_Data to use_
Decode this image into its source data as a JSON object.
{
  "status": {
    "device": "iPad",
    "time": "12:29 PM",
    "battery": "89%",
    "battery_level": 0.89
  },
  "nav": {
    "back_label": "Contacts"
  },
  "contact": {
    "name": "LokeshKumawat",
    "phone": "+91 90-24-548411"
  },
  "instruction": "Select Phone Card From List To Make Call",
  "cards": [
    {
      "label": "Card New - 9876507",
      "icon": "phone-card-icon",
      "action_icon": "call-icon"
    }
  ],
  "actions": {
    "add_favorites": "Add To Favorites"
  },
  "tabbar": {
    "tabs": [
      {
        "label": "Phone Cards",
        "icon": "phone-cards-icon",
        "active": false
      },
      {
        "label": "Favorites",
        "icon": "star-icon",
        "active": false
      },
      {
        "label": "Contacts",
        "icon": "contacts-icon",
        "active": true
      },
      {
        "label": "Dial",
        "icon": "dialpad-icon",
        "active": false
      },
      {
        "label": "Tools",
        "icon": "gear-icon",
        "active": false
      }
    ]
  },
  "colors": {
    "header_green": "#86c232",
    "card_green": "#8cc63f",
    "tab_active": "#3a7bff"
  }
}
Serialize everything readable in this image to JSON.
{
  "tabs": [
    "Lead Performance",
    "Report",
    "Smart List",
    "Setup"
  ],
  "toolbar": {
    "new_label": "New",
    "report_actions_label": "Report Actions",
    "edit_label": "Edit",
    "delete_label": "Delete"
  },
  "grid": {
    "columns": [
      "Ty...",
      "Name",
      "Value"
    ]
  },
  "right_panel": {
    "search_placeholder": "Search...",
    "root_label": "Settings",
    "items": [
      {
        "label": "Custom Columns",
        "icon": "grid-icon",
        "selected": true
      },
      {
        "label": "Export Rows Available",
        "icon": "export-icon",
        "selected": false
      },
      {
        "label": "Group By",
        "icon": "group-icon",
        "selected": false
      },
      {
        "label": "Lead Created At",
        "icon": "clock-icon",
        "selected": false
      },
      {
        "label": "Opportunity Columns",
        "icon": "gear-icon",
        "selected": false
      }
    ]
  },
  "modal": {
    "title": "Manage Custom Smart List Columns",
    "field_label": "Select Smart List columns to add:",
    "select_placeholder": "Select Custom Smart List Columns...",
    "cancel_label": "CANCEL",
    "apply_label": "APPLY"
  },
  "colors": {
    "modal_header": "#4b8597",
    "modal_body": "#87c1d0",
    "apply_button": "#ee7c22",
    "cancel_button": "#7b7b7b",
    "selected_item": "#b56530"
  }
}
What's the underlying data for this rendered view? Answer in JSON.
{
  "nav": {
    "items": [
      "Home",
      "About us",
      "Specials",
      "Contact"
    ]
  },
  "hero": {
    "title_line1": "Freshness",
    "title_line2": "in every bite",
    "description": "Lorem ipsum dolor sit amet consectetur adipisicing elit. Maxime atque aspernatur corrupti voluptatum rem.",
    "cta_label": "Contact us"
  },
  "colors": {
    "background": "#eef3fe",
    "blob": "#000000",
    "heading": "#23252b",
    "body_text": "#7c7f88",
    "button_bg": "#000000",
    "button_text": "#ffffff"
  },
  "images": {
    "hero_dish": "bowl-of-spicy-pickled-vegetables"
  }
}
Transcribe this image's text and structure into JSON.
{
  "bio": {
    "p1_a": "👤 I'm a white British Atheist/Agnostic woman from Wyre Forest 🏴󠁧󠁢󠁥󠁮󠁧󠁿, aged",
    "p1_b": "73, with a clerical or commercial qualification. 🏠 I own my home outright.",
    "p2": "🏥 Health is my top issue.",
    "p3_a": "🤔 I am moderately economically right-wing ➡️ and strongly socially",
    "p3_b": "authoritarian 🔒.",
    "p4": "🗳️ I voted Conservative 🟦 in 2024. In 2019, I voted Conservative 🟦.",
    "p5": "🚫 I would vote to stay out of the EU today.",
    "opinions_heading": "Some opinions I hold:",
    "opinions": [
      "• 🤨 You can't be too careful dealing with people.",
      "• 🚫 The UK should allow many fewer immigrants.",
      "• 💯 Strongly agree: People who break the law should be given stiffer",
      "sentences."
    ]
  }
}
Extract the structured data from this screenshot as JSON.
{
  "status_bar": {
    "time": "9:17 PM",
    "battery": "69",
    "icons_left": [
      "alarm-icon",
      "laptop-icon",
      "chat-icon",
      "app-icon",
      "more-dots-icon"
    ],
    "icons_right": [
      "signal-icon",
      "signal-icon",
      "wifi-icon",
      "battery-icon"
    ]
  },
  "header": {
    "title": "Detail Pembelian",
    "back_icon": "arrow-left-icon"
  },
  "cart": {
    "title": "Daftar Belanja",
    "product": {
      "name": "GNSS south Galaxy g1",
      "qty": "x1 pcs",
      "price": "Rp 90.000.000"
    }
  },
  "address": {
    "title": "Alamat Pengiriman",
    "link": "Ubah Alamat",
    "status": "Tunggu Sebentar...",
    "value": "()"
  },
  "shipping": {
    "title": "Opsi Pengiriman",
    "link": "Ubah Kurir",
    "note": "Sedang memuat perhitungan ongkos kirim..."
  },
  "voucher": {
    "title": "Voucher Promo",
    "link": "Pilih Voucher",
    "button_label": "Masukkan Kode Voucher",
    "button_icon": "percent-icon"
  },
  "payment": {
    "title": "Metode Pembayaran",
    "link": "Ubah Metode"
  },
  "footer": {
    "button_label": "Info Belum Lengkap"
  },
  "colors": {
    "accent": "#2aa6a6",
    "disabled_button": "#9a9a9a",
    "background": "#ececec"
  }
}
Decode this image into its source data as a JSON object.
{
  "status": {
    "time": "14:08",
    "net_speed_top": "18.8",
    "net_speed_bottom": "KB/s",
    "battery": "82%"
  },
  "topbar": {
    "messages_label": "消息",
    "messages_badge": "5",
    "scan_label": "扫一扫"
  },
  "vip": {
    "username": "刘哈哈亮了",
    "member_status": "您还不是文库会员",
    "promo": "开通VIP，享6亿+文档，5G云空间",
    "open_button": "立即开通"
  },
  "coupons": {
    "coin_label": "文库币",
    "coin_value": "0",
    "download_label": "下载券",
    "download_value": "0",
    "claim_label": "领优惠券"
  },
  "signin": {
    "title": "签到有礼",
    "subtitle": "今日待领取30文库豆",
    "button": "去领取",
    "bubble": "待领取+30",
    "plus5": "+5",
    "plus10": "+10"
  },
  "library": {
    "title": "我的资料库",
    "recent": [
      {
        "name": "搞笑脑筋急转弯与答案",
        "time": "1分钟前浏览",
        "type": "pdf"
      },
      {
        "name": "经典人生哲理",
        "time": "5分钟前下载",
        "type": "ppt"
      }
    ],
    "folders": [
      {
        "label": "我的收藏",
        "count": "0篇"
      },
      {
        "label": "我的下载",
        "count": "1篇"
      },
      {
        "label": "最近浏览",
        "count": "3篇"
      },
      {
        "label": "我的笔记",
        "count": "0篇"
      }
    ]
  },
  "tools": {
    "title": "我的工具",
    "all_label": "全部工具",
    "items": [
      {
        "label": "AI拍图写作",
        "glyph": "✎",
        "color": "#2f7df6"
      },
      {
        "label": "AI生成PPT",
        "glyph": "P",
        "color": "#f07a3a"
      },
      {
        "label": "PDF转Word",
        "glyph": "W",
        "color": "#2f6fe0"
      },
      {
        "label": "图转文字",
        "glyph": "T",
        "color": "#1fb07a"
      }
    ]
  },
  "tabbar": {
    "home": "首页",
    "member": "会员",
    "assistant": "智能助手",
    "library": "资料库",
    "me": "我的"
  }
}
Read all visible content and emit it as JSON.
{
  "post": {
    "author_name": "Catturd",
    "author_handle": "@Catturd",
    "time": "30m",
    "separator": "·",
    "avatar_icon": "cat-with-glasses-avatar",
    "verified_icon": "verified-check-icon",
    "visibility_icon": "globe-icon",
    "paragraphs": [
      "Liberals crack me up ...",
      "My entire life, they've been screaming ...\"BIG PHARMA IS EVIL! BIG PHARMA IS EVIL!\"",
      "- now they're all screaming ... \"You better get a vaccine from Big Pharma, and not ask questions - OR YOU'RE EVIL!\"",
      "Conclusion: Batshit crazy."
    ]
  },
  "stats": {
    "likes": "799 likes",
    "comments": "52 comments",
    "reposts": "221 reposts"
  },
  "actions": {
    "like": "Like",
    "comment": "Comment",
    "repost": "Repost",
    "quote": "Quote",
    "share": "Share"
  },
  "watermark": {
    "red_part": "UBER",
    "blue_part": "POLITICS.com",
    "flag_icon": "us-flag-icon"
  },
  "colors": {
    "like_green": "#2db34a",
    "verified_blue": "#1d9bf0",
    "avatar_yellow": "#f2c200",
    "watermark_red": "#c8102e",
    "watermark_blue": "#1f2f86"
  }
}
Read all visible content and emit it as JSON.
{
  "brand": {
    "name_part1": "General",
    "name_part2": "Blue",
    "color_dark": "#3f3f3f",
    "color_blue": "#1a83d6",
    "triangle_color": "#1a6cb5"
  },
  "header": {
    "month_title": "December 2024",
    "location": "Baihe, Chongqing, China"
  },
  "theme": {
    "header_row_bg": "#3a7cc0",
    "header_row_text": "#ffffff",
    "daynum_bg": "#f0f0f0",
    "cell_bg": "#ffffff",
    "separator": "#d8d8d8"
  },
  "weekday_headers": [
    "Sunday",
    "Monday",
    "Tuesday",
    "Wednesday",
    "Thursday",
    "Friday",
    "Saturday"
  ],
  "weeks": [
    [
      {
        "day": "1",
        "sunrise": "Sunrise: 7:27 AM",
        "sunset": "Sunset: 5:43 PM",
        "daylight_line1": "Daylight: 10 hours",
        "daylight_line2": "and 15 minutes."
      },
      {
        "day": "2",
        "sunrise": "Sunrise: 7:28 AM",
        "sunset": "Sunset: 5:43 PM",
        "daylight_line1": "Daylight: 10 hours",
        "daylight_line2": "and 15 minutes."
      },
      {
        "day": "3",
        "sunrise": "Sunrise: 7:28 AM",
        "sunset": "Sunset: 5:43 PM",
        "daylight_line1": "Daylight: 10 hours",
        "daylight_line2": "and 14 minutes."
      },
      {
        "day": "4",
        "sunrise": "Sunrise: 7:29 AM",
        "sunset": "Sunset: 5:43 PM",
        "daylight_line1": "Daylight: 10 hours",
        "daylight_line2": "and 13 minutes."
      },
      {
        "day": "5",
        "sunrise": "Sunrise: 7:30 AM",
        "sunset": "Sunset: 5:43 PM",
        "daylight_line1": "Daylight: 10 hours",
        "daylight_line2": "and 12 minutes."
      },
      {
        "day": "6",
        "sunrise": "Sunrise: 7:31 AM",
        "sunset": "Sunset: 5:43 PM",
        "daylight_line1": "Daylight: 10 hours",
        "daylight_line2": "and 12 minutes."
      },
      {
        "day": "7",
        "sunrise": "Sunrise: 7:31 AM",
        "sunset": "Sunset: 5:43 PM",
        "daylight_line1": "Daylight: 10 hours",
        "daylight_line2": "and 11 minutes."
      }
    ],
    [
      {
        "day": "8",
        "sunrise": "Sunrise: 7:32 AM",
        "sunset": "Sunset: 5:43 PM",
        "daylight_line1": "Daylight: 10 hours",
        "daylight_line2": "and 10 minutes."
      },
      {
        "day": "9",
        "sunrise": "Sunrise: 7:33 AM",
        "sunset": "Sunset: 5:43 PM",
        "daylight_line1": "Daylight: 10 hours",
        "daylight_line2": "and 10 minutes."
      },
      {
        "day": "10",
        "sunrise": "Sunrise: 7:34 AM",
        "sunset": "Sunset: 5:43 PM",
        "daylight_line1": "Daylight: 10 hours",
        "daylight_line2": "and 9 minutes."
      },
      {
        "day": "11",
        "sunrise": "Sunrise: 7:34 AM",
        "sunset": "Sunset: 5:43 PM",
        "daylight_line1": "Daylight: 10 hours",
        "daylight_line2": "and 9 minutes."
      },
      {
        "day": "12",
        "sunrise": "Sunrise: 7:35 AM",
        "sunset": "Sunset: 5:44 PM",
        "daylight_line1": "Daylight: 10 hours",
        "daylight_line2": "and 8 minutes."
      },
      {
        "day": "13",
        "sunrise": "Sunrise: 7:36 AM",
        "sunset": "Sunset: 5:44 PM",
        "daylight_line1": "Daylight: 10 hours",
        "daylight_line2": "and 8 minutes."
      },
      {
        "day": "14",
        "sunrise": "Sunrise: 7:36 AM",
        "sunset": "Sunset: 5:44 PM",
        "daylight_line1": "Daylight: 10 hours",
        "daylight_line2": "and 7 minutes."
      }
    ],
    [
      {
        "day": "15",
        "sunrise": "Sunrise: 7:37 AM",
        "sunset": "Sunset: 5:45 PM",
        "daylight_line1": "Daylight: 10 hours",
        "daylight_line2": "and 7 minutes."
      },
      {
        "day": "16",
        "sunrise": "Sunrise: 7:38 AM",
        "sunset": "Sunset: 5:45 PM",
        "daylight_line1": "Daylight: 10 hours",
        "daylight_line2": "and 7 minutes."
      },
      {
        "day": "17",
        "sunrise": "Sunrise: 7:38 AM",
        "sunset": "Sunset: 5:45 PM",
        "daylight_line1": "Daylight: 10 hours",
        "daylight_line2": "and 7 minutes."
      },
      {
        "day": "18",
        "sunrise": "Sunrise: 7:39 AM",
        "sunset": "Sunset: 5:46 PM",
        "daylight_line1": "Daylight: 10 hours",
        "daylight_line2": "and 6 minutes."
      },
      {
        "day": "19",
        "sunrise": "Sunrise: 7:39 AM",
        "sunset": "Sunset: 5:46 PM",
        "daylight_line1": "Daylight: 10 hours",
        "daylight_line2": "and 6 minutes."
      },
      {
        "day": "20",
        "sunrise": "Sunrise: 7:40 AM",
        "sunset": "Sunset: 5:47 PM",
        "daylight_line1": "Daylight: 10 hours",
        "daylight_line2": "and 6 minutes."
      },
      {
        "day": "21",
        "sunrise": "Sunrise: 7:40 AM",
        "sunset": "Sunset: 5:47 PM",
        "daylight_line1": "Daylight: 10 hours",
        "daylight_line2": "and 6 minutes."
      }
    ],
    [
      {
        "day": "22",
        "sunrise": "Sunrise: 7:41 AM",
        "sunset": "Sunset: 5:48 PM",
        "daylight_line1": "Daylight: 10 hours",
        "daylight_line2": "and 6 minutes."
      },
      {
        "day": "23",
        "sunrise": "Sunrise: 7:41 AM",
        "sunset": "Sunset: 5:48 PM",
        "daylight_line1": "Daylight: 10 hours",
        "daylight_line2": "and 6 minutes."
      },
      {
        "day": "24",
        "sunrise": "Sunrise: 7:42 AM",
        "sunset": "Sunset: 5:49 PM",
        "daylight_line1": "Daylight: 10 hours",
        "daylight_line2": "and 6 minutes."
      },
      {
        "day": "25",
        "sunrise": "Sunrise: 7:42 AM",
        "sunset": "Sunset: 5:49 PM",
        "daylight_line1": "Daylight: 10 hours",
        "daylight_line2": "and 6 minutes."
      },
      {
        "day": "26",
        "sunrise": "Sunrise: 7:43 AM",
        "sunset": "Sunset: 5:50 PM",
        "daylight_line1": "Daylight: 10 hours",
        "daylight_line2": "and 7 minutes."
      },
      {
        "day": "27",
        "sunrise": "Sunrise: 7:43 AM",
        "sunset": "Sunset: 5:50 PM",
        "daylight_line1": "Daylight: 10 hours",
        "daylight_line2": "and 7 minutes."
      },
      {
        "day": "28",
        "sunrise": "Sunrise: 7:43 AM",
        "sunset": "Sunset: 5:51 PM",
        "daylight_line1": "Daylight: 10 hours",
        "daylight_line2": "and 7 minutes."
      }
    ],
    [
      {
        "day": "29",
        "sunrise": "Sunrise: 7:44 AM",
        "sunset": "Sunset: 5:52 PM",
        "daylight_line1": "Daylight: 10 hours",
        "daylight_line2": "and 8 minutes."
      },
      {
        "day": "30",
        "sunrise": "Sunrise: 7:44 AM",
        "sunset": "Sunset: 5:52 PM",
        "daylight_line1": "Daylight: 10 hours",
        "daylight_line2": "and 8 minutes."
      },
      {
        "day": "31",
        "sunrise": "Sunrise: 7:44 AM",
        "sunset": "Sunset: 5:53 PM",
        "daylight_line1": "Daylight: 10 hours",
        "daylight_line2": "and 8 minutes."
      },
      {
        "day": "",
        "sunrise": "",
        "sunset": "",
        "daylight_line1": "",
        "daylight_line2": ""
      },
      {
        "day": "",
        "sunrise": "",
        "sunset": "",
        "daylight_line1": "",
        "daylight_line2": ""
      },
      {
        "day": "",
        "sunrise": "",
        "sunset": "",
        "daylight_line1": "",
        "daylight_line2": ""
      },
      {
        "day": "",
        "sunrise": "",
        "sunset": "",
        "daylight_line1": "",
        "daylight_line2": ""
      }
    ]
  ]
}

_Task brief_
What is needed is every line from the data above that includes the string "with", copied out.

_Response to the exercise_
    "p1_b": "73, with a clerical or commercial qualification. 🏠 I own my home outright.",
      "• 🤨 You can't be too careful dealing with people.",
    "avatar_icon": "cat-with-glasses-avatar",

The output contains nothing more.